March 14, 2017

Years ago, I helped edit Sifu’s first book (on Iron Palm training).  As I was passing along my comments to the team I said, “The description of the four strikes used in the exercise seems a bit thin to me.  I think they could be explained more.”

Sifu replied, “Ok.  Go ahead and write it.”

After mentally freaking out for a moment*, I agreed.  I wrote the expanded section, it was reviewed by others in the editing team, and into the book it went.  Boom, published, out into the world.

Fast forward a number of years.

We’re in class, having a conversation with Sifu, and the subject of Iron Palm and the training comes up.  “The palm strike is the most internal of the strikes,” Sifu says.  “Wait…” I interrupt, “isn’t the backhand the most internal?”  “No, it’s the palm strike.”

Cue more mentally freaking out.  This time because I was positive I had heard it was the backhand.  My understanding was that it was the backhand.  Which means… did I write it into the book wrong?  Did I screw up horribly, confuse and mislead everyone who bought the book (and maybe cause injury!), and above all that, make Sifu look bad?

I raced home as soon as class was finished, dropping all my stuff unceremoniously at the door to rush and grab the book from the shelf.  Flip, flip, flip, find the page and….

Sifu was, of course, right.  The palm is the most internal strike.  The backhand has more of an external component to it.  That’s exactly what it says in the book… and thus exactly what I wrote.

I was relieved.  And, at the same time, a whole mess of perplexed, angry, and weirded out.  How did I get it so wrong?

But in the next moment, I realized what a great example it was of just how fallible, of how malleable, of how downright unreliable our memories are.  I literally wrote (part of) the book on the darn thing!  And yet, somehow, somewhere, I’d twisted it around in my mind until I was rotely spouting something incorrect.  I let go the worry and laughed.

Ca-razy.

We like to think our memory operates just like a superdimensional audio/video recording system that perfectly and forever captures sights, sounds, our feelings, our views, and, if we really tell the truth to ourselves, we also think it captures other people’s moods, thoughts, and even intentions.  All accurately and that can play it back anytime with perfect fidelity.

Alas, no.

In that moment, book in hand, I got just how even something as straightforward as a simple piece of instruction or information could get miss-remembered so much that I’d built an entire body of understanding around it.  This freakout-inducing potential-mistake opened a whole world of inquiry for me, because if I was capable of doing that with such a simple event, what did that mean for my other well-held beliefs based on much more complicated events in my past… ?**

The answers to this question have been most fruitful, almost always leading me to greater freedom and peace of mind.

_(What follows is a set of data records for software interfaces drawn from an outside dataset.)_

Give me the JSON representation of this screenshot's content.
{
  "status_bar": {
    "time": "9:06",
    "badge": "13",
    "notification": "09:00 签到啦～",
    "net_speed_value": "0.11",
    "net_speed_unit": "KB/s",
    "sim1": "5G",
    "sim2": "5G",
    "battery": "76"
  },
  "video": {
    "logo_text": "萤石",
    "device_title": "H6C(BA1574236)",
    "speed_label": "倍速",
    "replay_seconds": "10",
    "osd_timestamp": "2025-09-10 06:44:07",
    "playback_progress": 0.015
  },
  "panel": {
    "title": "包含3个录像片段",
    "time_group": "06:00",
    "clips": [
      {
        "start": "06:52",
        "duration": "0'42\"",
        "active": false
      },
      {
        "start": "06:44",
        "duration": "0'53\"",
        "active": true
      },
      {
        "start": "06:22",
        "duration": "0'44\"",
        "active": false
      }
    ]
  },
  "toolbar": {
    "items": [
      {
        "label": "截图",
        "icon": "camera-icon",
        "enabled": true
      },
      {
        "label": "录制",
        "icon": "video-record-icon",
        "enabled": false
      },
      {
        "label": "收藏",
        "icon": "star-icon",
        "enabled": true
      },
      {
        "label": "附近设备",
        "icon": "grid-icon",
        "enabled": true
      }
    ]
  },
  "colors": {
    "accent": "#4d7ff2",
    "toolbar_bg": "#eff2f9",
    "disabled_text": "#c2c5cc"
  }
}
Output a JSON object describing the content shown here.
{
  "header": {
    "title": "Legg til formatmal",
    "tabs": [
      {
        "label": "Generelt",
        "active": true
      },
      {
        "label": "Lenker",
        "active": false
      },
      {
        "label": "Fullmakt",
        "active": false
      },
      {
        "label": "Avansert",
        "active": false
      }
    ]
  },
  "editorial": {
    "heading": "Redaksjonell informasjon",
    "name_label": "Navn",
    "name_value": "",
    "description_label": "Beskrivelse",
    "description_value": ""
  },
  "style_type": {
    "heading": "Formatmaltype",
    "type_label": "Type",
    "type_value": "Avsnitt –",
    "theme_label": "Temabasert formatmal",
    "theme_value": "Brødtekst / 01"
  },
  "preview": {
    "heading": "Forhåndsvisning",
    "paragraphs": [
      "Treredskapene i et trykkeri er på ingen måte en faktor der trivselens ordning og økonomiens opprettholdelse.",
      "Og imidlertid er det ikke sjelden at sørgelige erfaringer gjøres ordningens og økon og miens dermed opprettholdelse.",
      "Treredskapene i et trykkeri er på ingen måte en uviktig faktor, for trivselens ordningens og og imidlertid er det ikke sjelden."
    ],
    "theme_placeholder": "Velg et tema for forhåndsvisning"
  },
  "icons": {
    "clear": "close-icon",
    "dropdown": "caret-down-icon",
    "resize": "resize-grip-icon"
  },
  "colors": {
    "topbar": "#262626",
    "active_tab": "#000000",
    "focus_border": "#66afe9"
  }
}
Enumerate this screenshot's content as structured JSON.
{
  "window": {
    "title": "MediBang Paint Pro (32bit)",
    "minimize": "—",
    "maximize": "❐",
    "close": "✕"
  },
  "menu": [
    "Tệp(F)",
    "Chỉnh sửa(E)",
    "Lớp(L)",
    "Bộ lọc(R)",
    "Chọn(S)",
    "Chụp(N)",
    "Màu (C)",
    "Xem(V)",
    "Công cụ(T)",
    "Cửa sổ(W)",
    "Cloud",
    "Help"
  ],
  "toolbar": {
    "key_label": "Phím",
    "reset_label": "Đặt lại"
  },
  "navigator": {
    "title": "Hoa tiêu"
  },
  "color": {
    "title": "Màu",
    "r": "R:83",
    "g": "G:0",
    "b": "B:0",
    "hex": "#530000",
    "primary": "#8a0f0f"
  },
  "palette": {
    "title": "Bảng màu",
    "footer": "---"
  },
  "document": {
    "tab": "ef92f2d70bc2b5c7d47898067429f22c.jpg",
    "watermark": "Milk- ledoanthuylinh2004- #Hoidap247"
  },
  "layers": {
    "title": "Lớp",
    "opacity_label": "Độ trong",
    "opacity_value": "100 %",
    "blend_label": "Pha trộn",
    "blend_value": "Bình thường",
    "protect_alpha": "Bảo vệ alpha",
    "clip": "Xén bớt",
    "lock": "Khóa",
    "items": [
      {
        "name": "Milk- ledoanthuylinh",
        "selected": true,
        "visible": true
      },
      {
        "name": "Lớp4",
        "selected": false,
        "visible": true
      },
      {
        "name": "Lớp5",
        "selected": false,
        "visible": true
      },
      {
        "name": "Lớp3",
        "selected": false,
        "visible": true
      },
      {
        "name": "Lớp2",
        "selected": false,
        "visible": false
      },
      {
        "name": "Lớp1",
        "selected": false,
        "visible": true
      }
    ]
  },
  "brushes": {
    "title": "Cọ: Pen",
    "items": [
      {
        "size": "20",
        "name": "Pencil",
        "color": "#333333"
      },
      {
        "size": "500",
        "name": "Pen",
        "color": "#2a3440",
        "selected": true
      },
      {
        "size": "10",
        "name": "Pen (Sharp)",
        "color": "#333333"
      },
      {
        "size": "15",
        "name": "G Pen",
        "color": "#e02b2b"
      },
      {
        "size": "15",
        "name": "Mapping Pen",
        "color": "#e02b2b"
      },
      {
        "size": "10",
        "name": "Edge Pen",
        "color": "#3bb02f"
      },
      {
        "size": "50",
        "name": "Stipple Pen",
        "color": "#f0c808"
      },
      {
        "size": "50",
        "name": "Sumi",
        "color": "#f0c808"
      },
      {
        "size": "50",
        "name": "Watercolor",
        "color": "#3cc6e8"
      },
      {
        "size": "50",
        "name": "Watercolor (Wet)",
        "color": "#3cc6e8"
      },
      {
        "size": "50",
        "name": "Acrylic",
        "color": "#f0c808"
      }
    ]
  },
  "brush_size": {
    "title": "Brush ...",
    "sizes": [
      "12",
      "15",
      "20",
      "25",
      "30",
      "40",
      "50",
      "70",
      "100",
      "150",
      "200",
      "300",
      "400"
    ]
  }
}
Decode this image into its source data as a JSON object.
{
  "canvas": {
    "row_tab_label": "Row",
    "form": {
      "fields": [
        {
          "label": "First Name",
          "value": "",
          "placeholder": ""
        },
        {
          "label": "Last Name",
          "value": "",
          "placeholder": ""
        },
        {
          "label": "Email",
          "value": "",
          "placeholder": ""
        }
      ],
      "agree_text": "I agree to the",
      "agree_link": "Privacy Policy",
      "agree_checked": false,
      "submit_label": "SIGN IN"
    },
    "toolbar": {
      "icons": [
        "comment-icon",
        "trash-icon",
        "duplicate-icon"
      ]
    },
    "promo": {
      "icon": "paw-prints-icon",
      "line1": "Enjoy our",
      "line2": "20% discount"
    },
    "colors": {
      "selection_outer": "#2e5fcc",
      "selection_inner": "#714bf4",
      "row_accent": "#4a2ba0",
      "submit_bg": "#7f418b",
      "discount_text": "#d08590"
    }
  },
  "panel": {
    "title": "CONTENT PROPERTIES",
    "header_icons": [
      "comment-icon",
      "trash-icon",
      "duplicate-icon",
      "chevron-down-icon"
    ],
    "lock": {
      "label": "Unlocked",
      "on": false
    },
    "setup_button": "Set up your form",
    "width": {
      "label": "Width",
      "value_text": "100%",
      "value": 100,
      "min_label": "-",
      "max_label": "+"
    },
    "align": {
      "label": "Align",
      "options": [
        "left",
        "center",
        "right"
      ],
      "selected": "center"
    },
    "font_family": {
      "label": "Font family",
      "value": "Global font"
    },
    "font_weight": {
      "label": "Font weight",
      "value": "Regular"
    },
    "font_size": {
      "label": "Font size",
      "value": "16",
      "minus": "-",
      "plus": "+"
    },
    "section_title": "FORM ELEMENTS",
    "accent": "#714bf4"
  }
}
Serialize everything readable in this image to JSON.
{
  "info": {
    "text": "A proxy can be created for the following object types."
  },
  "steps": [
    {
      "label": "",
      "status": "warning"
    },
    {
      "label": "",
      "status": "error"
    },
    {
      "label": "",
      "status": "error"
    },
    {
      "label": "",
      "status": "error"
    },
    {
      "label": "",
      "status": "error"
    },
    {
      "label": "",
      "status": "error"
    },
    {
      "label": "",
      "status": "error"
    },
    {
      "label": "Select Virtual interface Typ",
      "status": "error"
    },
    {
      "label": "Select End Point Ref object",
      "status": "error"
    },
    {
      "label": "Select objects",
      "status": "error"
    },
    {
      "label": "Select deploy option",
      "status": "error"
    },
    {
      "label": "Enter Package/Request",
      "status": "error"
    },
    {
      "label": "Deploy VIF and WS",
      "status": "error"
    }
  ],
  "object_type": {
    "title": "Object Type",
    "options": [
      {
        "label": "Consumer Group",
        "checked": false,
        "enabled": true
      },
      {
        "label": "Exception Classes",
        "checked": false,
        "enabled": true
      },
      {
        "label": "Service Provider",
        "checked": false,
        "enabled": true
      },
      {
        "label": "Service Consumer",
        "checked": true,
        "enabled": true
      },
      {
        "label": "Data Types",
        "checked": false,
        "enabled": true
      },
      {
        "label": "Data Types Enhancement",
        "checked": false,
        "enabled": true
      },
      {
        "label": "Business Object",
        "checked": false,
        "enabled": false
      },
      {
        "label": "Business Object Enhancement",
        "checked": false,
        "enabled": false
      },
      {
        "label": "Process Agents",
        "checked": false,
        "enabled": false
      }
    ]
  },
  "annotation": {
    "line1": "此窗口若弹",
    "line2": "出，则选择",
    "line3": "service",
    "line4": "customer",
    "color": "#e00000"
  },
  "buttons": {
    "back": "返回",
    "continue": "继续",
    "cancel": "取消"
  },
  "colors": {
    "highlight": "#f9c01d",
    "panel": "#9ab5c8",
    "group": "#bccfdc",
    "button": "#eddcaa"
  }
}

And, as a bonus, I now have a much deeper understanding of Iron Palm.

 

* I freaked out because I was still young at the school and didn’t expect to be brought into this important a project even as an editor, let alone asked to write what amounts to generations of distilled knowledge (and this was all before I got my start down my path of mindfulness, transformation, and ontology, so I was waaayyyyy more prone to freaking out).

** This has been made even more profound as modern neuroscience research continues to show us just how hilariously not-fixed our memory is